> DATASET RECORDS:
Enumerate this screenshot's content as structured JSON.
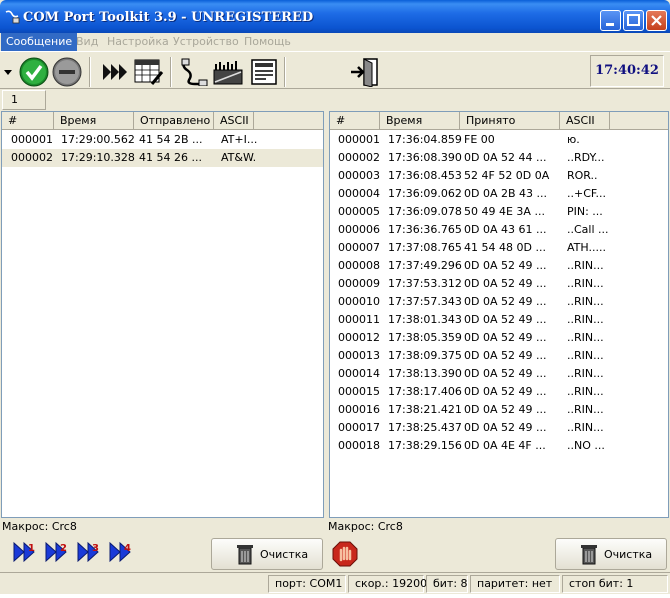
{
  "window": {
    "title": "COM Port Toolkit 3.9 - UNREGISTERED"
  },
  "menu": {
    "items": [
      {
        "label": "Сообщение",
        "active": true
      },
      {
        "label": "Вид"
      },
      {
        "label": "Настройка"
      },
      {
        "label": "Устройство"
      },
      {
        "label": "Помощь"
      }
    ]
  },
  "toolbar": {
    "icons": [
      "dropdown-arrow-icon",
      "connect-check-icon",
      "disconnect-icon",
      "fast-forward-icon",
      "table-edit-icon",
      "cable-icon",
      "settings-device-icon",
      "terminal-icon",
      "exit-door-icon"
    ],
    "clock": "17:40:42"
  },
  "tabs": {
    "active_tab": "1"
  },
  "left": {
    "headers": [
      "#",
      "Время",
      "Отправлено",
      "ASCII"
    ],
    "rows": [
      {
        "id": "000001",
        "time": "17:29:00.562",
        "hex": "41 54 2B ...",
        "ascii": "AT+I..."
      },
      {
        "id": "000002",
        "time": "17:29:10.328",
        "hex": "41 54 26 ...",
        "ascii": "AT&W."
      }
    ],
    "macro": "Макрос: Crc8",
    "clear_label": "Очистка"
  },
  "right": {
    "headers": [
      "#",
      "Время",
      "Принято",
      "ASCII"
    ],
    "rows": [
      {
        "id": "000001",
        "time": "17:36:04.859",
        "hex": "FE 00",
        "ascii": "ю."
      },
      {
        "id": "000002",
        "time": "17:36:08.390",
        "hex": "0D 0A 52 44 ...",
        "ascii": "..RDY..."
      },
      {
        "id": "000003",
        "time": "17:36:08.453",
        "hex": "52 4F 52 0D 0A",
        "ascii": "ROR.."
      },
      {
        "id": "000004",
        "time": "17:36:09.062",
        "hex": "0D 0A 2B 43 ...",
        "ascii": "..+CF..."
      },
      {
        "id": "000005",
        "time": "17:36:09.078",
        "hex": "50 49 4E 3A ...",
        "ascii": "PIN: ..."
      },
      {
        "id": "000006",
        "time": "17:36:36.765",
        "hex": "0D 0A 43 61 ...",
        "ascii": "..Call ..."
      },
      {
        "id": "000007",
        "time": "17:37:08.765",
        "hex": "41 54 48 0D ...",
        "ascii": "ATH....."
      },
      {
        "id": "000008",
        "time": "17:37:49.296",
        "hex": "0D 0A 52 49 ...",
        "ascii": "..RIN..."
      },
      {
        "id": "000009",
        "time": "17:37:53.312",
        "hex": "0D 0A 52 49 ...",
        "ascii": "..RIN..."
      },
      {
        "id": "000010",
        "time": "17:37:57.343",
        "hex": "0D 0A 52 49 ...",
        "ascii": "..RIN..."
      },
      {
        "id": "000011",
        "time": "17:38:01.343",
        "hex": "0D 0A 52 49 ...",
        "ascii": "..RIN..."
      },
      {
        "id": "000012",
        "time": "17:38:05.359",
        "hex": "0D 0A 52 49 ...",
        "ascii": "..RIN..."
      },
      {
        "id": "000013",
        "time": "17:38:09.375",
        "hex": "0D 0A 52 49 ...",
        "ascii": "..RIN..."
      },
      {
        "id": "000014",
        "time": "17:38:13.390",
        "hex": "0D 0A 52 49 ...",
        "ascii": "..RIN..."
      },
      {
        "id": "000015",
        "time": "17:38:17.406",
        "hex": "0D 0A 52 49 ...",
        "ascii": "..RIN..."
      },
      {
        "id": "000016",
        "time": "17:38:21.421",
        "hex": "0D 0A 52 49 ...",
        "ascii": "..RIN..."
      },
      {
        "id": "000017",
        "time": "17:38:25.437",
        "hex": "0D 0A 52 49 ...",
        "ascii": "..RIN..."
      },
      {
        "id": "000018",
        "time": "17:38:29.156",
        "hex": "0D 0A 4E 4F ...",
        "ascii": "..NO ..."
      }
    ],
    "macro": "Макрос: Crc8",
    "clear_label": "Очистка"
  },
  "macros": {
    "icons": [
      "macro-1-icon",
      "macro-2-icon",
      "macro-3-icon",
      "macro-4-icon"
    ]
  },
  "status": {
    "port": "порт: COM1",
    "speed": "скор.: 19200",
    "bits": "бит: 8",
    "parity": "паритет: нет",
    "stop_bits": "стоп бит: 1"
  }
}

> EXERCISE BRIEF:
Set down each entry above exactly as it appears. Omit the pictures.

> OUTPUT FOR THIS TASK:
Enumerate this screenshot's content as structured JSON.
{
  "window": {
    "title": "COM Port Toolkit 3.9 - UNREGISTERED"
  },
  "menu": {
    "items": [
      {
        "label": "Сообщение",
        "active": true
      },
      {
        "label": "Вид"
      },
      {
        "label": "Настройка"
      },
      {
        "label": "Устройство"
      },
      {
        "label": "Помощь"
      }
    ]
  },
  "toolbar": {
    "icons": [
      "dropdown-arrow-icon",
      "connect-check-icon",
      "disconnect-icon",
      "fast-forward-icon",
      "table-edit-icon",
      "cable-icon",
      "settings-device-icon",
      "terminal-icon",
      "exit-door-icon"
    ],
    "clock": "17:40:42"
  },
  "tabs": {
    "active_tab": "1"
  },
  "left": {
    "headers": [
      "#",
      "Время",
      "Отправлено",
      "ASCII"
    ],
    "rows": [
      {
        "id": "000001",
        "time": "17:29:00.562",
        "hex": "41 54 2B ...",
        "ascii": "AT+I..."
      },
      {
        "id": "000002",
        "time": "17:29:10.328",
        "hex": "41 54 26 ...",
        "ascii": "AT&W."
      }
    ],
    "macro": "Макрос: Crc8",
    "clear_label": "Очистка"
  },
  "right": {
    "headers": [
      "#",
      "Время",
      "Принято",
      "ASCII"
    ],
    "rows": [
      {
        "id": "000001",
        "time": "17:36:04.859",
        "hex": "FE 00",
        "ascii": "ю."
      },
      {
        "id": "000002",
        "time": "17:36:08.390",
        "hex": "0D 0A 52 44 ...",
        "ascii": "..RDY..."
      },
      {
        "id": "000003",
        "time": "17:36:08.453",
        "hex": "52 4F 52 0D 0A",
        "ascii": "ROR.."
      },
      {
        "id": "000004",
        "time": "17:36:09.062",
        "hex": "0D 0A 2B 43 ...",
        "ascii": "..+CF..."
      },
      {
        "id": "000005",
        "time": "17:36:09.078",
        "hex": "50 49 4E 3A ...",
        "ascii": "PIN: ..."
      },
      {
        "id": "000006",
        "time": "17:36:36.765",
        "hex": "0D 0A 43 61 ...",
        "ascii": "..Call ..."
      },
      {
        "id": "000007",
        "time": "17:37:08.765",
        "hex": "41 54 48 0D ...",
        "ascii": "ATH....."
      },
      {
        "id": "000008",
        "time": "17:37:49.296",
        "hex": "0D 0A 52 49 ...",
        "ascii": "..RIN..."
      },
      {
        "id": "000009",
        "time": "17:37:53.312",
        "hex": "0D 0A 52 49 ...",
        "ascii": "..RIN..."
      },
      {
        "id": "000010",
        "time": "17:37:57.343",
        "hex": "0D 0A 52 49 ...",
        "ascii": "..RIN..."
      },
      {
        "id": "000011",
        "time": "17:38:01.343",
        "hex": "0D 0A 52 49 ...",
        "ascii": "..RIN..."
      },
      {
        "id": "000012",
        "time": "17:38:05.359",
        "hex": "0D 0A 52 49 ...",
        "ascii": "..RIN..."
      },
      {
        "id": "000013",
        "time": "17:38:09.375",
        "hex": "0D 0A 52 49 ...",
        "ascii": "..RIN..."
      },
      {
        "id": "000014",
        "time": "17:38:13.390",
        "hex": "0D 0A 52 49 ...",
        "ascii": "..RIN..."
      },
      {
        "id": "000015",
        "time": "17:38:17.406",
        "hex": "0D 0A 52 49 ...",
        "ascii": "..RIN..."
      },
      {
        "id": "000016",
        "time": "17:38:21.421",
        "hex": "0D 0A 52 49 ...",
        "ascii": "..RIN..."
      },
      {
        "id": "000017",
        "time": "17:38:25.437",
        "hex": "0D 0A 52 49 ...",
        "ascii": "..RIN..."
      },
      {
        "id": "000018",
        "time": "17:38:29.156",
        "hex": "0D 0A 4E 4F ...",
        "ascii": "..NO ..."
      }
    ],
    "macro": "Макрос: Crc8",
    "clear_label": "Очистка"
  },
  "macros": {
    "icons": [
      "macro-1-icon",
      "macro-2-icon",
      "macro-3-icon",
      "macro-4-icon"
    ]
  },
  "status": {
    "port": "порт: COM1",
    "speed": "скор.: 19200",
    "bits": "бит: 8",
    "parity": "паритет: нет",
    "stop_bits": "стоп бит: 1"
  }
}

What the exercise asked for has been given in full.